“The Sacrament reminds us to pass on the on Kool Aid”
If you are a child born in this country in the 80’s or 90’s then you should be vaguely familiar with people like David Koresh and what happened to his followers in Waco Texas. How so many minds can be manipulated by one is one of the greatest mysteries to this date as we have witnessed the evil minds of figures such as Hitler and Manson. How they were able to seduce the minds of the ignorant is not too far fetched when we see what marketing and advertisements have done to our way of life. What of those wanting an escape? A release from the putrid existence of the materialistic; capitalist filled world we live in today? Is that what we should seek? To alienate ourselves from those who hold the item you maybe reading this review on so dear? In Ti West’s The Sacrament, this is the dialogue that may exist in your head upon watching this disturbing piece of cinema. When a group of provocative broadcast journalism reporters help a friend to find his missing sister they come upon a way of life that may not be as secure as originally perceived.
Ti does a great job with The Sacrament in regards to create an unsettling tone that is felt the minute they arrive at the commune. What sticks out immediately is the lavish approach by the filmmaker to give you one glimpse into the life he has created, and as the story takes a turn for the worse so does the setting. The initial setup has the watcher feeling as if they too should abandon all they have and join up with the ranks of these few. Knowing that this film is a thriller brings uneasy tension as you are waiting for the mood of The Sacrament to change which happens as soon as they meet “Father”.
We were hoping that the character of Father would have been a little bit more brash; a little bit more insidious. Not that he was not, but at times it felt as if Father was just another part of the flock instead of being it’s ultimate benefactor. He brings the wit and charm of Ted Bundy or John Wayne Gacy as opposed to the leaders of the ill fated mentioned before. Still it’s hard to deny how a person of his stature can captivate you.

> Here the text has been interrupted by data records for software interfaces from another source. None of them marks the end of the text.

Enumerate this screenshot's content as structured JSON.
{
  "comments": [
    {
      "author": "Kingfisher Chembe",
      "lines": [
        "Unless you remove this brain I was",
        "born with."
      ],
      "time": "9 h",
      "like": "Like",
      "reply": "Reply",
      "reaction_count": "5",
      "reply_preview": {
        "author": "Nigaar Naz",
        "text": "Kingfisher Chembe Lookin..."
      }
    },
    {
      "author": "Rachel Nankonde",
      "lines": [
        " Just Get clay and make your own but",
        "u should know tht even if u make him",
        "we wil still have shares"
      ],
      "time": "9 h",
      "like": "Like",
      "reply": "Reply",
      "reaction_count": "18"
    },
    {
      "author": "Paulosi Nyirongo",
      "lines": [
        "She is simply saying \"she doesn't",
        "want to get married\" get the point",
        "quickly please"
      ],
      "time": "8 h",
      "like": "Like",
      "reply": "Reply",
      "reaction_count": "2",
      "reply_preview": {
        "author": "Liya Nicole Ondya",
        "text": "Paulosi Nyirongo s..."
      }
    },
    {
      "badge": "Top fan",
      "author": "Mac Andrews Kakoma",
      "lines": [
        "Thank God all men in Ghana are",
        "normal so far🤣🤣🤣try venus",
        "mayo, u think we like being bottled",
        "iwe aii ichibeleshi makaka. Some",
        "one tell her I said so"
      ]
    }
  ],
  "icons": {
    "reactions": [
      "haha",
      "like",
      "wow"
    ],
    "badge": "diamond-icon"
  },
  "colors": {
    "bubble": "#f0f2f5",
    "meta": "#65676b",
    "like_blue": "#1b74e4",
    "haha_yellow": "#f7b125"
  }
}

Almost as if you were with your grandfather sitting on the porch listening to war stories.
The real fear and genius of The Sacrament is that we as humans with our free minds can still succumn to the pressures of life. That is a scary notion that West exploits tremendously. This film has tons of appeal to many audiences and is powerful enough to remind us of films like Children of The Corn. Referring back to the setting argument stated early there is true significance in seeing something that starts off so beautiful end so tragically bad.
The cast of AJ Bowen and Joe Swanberg bring a true sympathy to their roles as they themselves become wrapped up in the mojo of Eden Parish. The Sacrament is not a ground breaking film by any means , nor one of West best. What it does show is how he has matured into a definitive filmmaker and shows that he has range most young directors may never achieve. We all know Ti West can produce the gore, the scares, and body count, but with The Sacrament he has also proven that frightens the subconscious. Don’t pass up on The Sacrament which is an engaging display of terror from a future master of horror.
The Sacrament is now on demand and playing in limited theaters across the country. It is directed by Ti West and stars Joe Swanberg, Amy Seimetz, AJ Bowen, Kate Lyn Sheil, Gene Jones and Kentucker Audley. The Sacrament is being released courtesy of Magnet Releasing. For more information visit the official website: http://magnetreleasing.com/thesacrament/